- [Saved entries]
>>>

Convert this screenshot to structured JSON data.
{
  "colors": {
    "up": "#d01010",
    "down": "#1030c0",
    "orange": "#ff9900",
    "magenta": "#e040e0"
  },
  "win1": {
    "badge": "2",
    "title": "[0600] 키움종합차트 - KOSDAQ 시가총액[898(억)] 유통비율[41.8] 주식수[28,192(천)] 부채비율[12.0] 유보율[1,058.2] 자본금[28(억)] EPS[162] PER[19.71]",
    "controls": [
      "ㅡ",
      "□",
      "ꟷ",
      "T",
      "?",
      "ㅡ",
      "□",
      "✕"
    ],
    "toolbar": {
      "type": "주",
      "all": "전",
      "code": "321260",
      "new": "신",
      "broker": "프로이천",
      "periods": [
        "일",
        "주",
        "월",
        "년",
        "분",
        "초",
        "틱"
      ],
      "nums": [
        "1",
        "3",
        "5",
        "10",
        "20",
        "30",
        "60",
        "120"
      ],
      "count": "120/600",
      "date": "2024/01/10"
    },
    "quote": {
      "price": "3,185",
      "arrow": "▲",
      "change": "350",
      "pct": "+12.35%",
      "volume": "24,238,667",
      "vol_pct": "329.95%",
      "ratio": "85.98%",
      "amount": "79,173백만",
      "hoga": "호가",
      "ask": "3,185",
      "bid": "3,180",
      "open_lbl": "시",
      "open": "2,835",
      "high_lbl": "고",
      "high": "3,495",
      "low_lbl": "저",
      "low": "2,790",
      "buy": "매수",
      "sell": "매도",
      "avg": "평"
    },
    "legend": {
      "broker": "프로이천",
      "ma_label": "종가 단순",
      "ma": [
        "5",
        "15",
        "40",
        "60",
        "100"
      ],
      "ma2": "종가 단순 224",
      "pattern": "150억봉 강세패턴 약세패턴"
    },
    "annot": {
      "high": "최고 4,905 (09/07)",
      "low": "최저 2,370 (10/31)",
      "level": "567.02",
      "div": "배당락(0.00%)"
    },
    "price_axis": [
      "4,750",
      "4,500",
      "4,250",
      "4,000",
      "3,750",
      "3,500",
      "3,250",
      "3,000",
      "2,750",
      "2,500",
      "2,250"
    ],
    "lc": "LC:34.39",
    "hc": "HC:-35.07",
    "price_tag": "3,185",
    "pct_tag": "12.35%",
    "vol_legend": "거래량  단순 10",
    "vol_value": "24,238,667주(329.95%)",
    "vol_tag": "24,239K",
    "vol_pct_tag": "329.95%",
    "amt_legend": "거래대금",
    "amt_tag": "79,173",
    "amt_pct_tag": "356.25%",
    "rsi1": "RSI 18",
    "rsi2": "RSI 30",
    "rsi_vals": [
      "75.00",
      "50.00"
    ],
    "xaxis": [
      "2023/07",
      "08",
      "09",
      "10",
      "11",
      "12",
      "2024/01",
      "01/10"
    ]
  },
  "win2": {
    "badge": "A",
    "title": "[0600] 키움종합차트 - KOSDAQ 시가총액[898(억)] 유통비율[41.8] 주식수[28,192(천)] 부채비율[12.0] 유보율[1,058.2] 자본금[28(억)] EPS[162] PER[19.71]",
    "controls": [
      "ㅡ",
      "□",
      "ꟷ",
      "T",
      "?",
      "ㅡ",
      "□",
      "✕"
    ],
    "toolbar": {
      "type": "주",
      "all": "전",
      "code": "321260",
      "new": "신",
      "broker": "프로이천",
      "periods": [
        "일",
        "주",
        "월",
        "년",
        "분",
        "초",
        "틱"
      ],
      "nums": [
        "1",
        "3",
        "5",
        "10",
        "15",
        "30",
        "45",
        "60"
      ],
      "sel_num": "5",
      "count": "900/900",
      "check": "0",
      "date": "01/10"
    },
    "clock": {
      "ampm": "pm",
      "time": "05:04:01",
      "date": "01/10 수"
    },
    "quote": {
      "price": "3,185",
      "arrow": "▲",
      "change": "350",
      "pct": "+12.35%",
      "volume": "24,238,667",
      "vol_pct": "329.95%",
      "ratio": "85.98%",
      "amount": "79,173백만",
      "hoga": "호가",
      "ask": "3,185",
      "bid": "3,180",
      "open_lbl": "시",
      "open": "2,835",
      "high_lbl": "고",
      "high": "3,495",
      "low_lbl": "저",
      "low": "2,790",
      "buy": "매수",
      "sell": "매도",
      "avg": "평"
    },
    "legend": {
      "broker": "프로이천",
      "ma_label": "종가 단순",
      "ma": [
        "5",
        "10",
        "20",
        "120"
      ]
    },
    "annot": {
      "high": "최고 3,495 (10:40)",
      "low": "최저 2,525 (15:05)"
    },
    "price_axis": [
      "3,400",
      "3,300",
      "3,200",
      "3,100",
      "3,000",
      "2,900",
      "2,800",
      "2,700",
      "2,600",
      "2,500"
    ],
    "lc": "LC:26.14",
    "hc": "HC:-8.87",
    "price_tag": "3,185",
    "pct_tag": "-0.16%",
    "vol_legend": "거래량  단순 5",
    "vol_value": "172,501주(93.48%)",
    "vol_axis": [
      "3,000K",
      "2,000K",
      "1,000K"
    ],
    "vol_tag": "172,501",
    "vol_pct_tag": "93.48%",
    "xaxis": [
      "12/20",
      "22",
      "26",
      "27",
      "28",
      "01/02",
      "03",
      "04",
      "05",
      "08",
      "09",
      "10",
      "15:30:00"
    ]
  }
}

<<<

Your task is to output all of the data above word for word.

Convert this screenshot to structured JSON data.
{
  "colors": {
    "up": "#d01010",
    "down": "#1030c0",
    "orange": "#ff9900",
    "magenta": "#e040e0"
  },
  "win1": {
    "badge": "2",
    "title": "[0600] 키움종합차트 - KOSDAQ 시가총액[898(억)] 유통비율[41.8] 주식수[28,192(천)] 부채비율[12.0] 유보율[1,058.2] 자본금[28(억)] EPS[162] PER[19.71]",
    "controls": [
      "ㅡ",
      "□",
      "ꟷ",
      "T",
      "?",
      "ㅡ",
      "□",
      "✕"
    ],
    "toolbar": {
      "type": "주",
      "all": "전",
      "code": "321260",
      "new": "신",
      "broker": "프로이천",
      "periods": [
        "일",
        "주",
        "월",
        "년",
        "분",
        "초",
        "틱"
      ],
      "nums": [
        "1",
        "3",
        "5",
        "10",
        "20",
        "30",
        "60",
        "120"
      ],
      "count": "120/600",
      "date": "2024/01/10"
    },
    "quote": {
      "price": "3,185",
      "arrow": "▲",
      "change": "350",
      "pct": "+12.35%",
      "volume": "24,238,667",
      "vol_pct": "329.95%",
      "ratio": "85.98%",
      "amount": "79,173백만",
      "hoga": "호가",
      "ask": "3,185",
      "bid": "3,180",
      "open_lbl": "시",
      "open": "2,835",
      "high_lbl": "고",
      "high": "3,495",
      "low_lbl": "저",
      "low": "2,790",
      "buy": "매수",
      "sell": "매도",
      "avg": "평"
    },
    "legend": {
      "broker": "프로이천",
      "ma_label": "종가 단순",
      "ma": [
        "5",
        "15",
        "40",
        "60",
        "100"
      ],
      "ma2": "종가 단순 224",
      "pattern": "150억봉 강세패턴 약세패턴"
    },
    "annot": {
      "high": "최고 4,905 (09/07)",
      "low": "최저 2,370 (10/31)",
      "level": "567.02",
      "div": "배당락(0.00%)"
    },
    "price_axis": [
      "4,750",
      "4,500",
      "4,250",
      "4,000",
      "3,750",
      "3,500",
      "3,250",
      "3,000",
      "2,750",
      "2,500",
      "2,250"
    ],
    "lc": "LC:34.39",
    "hc": "HC:-35.07",
    "price_tag": "3,185",
    "pct_tag": "12.35%",
    "vol_legend": "거래량  단순 10",
    "vol_value": "24,238,667주(329.95%)",
    "vol_tag": "24,239K",
    "vol_pct_tag": "329.95%",
    "amt_legend": "거래대금",
    "amt_tag": "79,173",
    "amt_pct_tag": "356.25%",
    "rsi1": "RSI 18",
    "rsi2": "RSI 30",
    "rsi_vals": [
      "75.00",
      "50.00"
    ],
    "xaxis": [
      "2023/07",
      "08",
      "09",
      "10",
      "11",
      "12",
      "2024/01",
      "01/10"
    ]
  },
  "win2": {
    "badge": "A",
    "title": "[0600] 키움종합차트 - KOSDAQ 시가총액[898(억)] 유통비율[41.8] 주식수[28,192(천)] 부채비율[12.0] 유보율[1,058.2] 자본금[28(억)] EPS[162] PER[19.71]",
    "controls": [
      "ㅡ",
      "□",
      "ꟷ",
      "T",
      "?",
      "ㅡ",
      "□",
      "✕"
    ],
    "toolbar": {
      "type": "주",
      "all": "전",
      "code": "321260",
      "new": "신",
      "broker": "프로이천",
      "periods": [
        "일",
        "주",
        "월",
        "년",
        "분",
        "초",
        "틱"
      ],
      "nums": [
        "1",
        "3",
        "5",
        "10",
        "15",
        "30",
        "45",
        "60"
      ],
      "sel_num": "5",
      "count": "900/900",
      "check": "0",
      "date": "01/10"
    },
    "clock": {
      "ampm": "pm",
      "time": "05:04:01",
      "date": "01/10 수"
    },
    "quote": {
      "price": "3,185",
      "arrow": "▲",
      "change": "350",
      "pct": "+12.35%",
      "volume": "24,238,667",
      "vol_pct": "329.95%",
      "ratio": "85.98%",
      "amount": "79,173백만",
      "hoga": "호가",
      "ask": "3,185",
      "bid": "3,180",
      "open_lbl": "시",
      "open": "2,835",
      "high_lbl": "고",
      "high": "3,495",
      "low_lbl": "저",
      "low": "2,790",
      "buy": "매수",
      "sell": "매도",
      "avg": "평"
    },
    "legend": {
      "broker": "프로이천",
      "ma_label": "종가 단순",
      "ma": [
        "5",
        "10",
        "20",
        "120"
      ]
    },
    "annot": {
      "high": "최고 3,495 (10:40)",
      "low": "최저 2,525 (15:05)"
    },
    "price_axis": [
      "3,400",
      "3,300",
      "3,200",
      "3,100",
      "3,000",
      "2,900",
      "2,800",
      "2,700",
      "2,600",
      "2,500"
    ],
    "lc": "LC:26.14",
    "hc": "HC:-8.87",
    "price_tag": "3,185",
    "pct_tag": "-0.16%",
    "vol_legend": "거래량  단순 5",
    "vol_value": "172,501주(93.48%)",
    "vol_axis": [
      "3,000K",
      "2,000K",
      "1,000K"
    ],
    "vol_tag": "172,501",
    "vol_pct_tag": "93.48%",
    "xaxis": [
      "12/20",
      "22",
      "26",
      "27",
      "28",
      "01/02",
      "03",
      "04",
      "05",
      "08",
      "09",
      "10",
      "15:30:00"
    ]
  }
}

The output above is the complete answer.